Utah became the fourth state to enact comprehensive data protection legislation with the passage of the UCPA in March 2022. The UCPA will take effect on December 31, 2023. The UCPA, like the VCDPA and CPA, contains an exemption that covers both financial institutions and their affiliates subject to the GLBA as well as specific personal information collected pursuant to the GLBA. The UCPA also exempts specific personal information subject to the FCRA.
On May 10, 2022, Connecticut became the fifth U.S. state with comprehensive data protection legislation with the passage of the CTDPA. The CTDPA will go into effect on July 1, 2023. The CTDPA similarly exempts financial institutions and data covered by the GLBA while only exempting specific personal information subject to the FCRA.
In 2021, Nevada enacted an amendment to significantly expand the scope of its existing online privacy law, the NPL. These amendments became effective on October 1, 2021. The NPL governs the collection of personal information by websites and includes a carve-out for both the GLBA and the FCRA. The NPL exempts personally identifiable information regulated by the FCRA while fully exempting all financial institutions and their affiliates who are subject to the GLBA as well as “any personally identifiable information regulated by” the GLBA. See Orrick’s general tips for compliance with the NPL here.
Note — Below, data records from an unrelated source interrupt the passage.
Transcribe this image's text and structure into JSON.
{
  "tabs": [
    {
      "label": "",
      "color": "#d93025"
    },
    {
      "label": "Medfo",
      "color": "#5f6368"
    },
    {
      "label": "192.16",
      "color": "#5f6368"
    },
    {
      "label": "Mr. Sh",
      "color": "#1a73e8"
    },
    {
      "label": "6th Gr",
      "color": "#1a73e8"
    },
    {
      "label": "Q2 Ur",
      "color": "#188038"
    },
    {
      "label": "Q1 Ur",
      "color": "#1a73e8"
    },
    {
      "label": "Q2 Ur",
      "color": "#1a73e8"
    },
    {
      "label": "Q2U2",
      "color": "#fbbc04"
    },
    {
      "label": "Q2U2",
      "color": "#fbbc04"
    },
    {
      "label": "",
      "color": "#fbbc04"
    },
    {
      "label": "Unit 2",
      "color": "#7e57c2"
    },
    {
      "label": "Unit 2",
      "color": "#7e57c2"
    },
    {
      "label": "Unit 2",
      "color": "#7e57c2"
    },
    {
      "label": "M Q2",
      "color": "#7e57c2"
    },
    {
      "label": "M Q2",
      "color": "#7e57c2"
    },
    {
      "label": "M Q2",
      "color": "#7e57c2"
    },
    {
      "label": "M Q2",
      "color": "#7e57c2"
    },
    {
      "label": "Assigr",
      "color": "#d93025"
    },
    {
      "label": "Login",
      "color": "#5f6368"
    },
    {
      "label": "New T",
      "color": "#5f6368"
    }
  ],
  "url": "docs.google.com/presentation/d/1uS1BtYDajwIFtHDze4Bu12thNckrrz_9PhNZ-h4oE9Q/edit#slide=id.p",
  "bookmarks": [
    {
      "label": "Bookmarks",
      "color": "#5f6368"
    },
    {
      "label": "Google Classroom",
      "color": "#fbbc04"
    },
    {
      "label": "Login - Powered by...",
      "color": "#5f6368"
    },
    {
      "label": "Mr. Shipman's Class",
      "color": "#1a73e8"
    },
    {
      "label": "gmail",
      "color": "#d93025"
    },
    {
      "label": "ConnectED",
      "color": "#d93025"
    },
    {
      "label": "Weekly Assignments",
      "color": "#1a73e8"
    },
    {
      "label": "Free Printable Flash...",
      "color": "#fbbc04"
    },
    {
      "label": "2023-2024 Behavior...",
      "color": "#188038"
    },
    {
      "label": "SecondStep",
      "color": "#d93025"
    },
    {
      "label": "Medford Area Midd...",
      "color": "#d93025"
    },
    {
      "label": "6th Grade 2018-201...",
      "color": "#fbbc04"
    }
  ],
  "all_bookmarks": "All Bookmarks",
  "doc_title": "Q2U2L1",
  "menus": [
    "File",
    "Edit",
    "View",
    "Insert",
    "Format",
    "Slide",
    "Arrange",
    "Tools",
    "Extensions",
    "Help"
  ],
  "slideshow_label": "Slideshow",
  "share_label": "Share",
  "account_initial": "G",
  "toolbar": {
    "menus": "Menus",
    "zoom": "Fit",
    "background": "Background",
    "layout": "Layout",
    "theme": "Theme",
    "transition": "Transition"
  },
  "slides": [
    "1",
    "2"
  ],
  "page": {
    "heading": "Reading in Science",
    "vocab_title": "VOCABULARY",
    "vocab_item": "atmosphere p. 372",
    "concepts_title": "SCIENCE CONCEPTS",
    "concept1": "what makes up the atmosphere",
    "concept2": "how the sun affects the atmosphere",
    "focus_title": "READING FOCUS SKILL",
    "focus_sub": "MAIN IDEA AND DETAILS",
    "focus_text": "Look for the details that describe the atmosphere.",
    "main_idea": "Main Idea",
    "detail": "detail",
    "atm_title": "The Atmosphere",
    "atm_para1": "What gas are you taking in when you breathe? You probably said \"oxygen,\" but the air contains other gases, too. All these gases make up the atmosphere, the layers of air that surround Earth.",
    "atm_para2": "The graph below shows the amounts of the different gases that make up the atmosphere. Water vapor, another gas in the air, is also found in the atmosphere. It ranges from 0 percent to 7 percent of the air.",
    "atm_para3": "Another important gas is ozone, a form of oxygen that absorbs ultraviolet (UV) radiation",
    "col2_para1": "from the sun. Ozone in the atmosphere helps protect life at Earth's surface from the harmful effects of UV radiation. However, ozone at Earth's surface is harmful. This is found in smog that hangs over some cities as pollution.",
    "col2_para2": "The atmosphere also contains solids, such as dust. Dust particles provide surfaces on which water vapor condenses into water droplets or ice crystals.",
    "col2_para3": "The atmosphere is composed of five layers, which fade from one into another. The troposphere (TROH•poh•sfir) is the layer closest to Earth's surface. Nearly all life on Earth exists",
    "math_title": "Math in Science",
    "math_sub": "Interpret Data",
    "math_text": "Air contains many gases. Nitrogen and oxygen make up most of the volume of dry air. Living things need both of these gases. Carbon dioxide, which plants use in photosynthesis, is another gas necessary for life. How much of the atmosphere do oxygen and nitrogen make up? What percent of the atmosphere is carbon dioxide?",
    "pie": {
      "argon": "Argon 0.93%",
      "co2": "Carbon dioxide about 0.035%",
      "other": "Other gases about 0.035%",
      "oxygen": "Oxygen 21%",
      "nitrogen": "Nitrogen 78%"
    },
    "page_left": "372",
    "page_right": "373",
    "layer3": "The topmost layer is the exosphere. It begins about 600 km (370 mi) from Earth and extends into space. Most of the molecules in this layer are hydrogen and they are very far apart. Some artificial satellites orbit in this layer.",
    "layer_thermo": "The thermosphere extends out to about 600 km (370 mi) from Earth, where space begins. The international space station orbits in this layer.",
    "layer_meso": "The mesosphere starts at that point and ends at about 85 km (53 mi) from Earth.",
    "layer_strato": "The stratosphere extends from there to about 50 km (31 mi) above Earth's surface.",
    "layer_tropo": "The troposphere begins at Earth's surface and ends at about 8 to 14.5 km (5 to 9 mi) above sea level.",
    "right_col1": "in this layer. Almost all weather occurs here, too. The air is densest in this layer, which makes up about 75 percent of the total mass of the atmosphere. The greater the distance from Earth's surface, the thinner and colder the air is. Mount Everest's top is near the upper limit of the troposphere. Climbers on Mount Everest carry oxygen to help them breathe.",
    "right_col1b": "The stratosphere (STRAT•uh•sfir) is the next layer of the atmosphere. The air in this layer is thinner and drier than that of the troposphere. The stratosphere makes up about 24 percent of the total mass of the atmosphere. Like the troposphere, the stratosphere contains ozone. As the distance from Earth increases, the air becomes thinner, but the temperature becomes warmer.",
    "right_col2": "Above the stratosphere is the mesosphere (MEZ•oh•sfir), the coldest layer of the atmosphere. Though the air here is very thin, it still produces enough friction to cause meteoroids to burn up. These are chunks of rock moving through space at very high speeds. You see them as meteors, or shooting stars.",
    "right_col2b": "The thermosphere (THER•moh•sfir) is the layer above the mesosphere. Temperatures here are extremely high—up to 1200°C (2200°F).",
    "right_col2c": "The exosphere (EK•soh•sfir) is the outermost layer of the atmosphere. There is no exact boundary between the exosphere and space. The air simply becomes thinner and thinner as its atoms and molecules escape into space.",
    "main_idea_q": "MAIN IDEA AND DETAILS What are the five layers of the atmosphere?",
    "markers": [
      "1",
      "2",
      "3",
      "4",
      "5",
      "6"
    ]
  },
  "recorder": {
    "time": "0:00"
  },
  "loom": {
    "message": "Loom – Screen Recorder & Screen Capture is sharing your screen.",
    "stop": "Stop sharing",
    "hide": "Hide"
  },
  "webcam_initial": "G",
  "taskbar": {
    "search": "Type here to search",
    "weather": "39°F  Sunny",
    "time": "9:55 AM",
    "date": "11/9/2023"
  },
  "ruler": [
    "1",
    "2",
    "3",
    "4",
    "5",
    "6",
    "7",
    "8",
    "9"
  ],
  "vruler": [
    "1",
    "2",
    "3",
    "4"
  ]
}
Fintechs may collect and process data outside the scope of the GLBA and FCRA in conjunction with other nonexempt data, including personal information of employees and B2B contacts as well as personal information related to website browsing data, geolocation, data collected as part of marketing activities, or data collected when an investor downloads an annual report. Since many Fintechs are likely subject to the GLBA and FCRA, these companies may be at least partially exempt from the requirements of the U.S. state data protection laws discussed above. However, such companies will likely need to comply with certain portions of state data protection laws such as notice, disclosure, and opt-out obligations. Notably, the GLBA and FCRA exemptions do not apply to the CCPA/CPRA’s private right of action for damages arising from data breaches. This amplifies the need to adequately protect personal and financial information due to the possibility of enormous legal and financial consequences that could result from a data breach.
Regardless, Fintechs should carefully evaluate if they are a regulated entity under the GLBA and FCRA and then determine the degree to which they (or the data they process) may be subject to the exemptions under state data protection laws. With new state data protection laws going into effect in 2023 and regulations under these laws that may impact the relevant exemptions forthcoming, the time is now to assess requirements under both federal and state law and to develop an effective compliance program that is scalable and flexible in light of the ever-changing U.S. privacy landscape. Building compliance efforts into products through Privacy-By-Design and across organizational policies will allow Fintechs to better serve clients and avoid costly regulatory actions.
The authors wish to give special thanks to summer associate Vertis McMillan of Fordham University School of Law ’23 for contributing to this piece.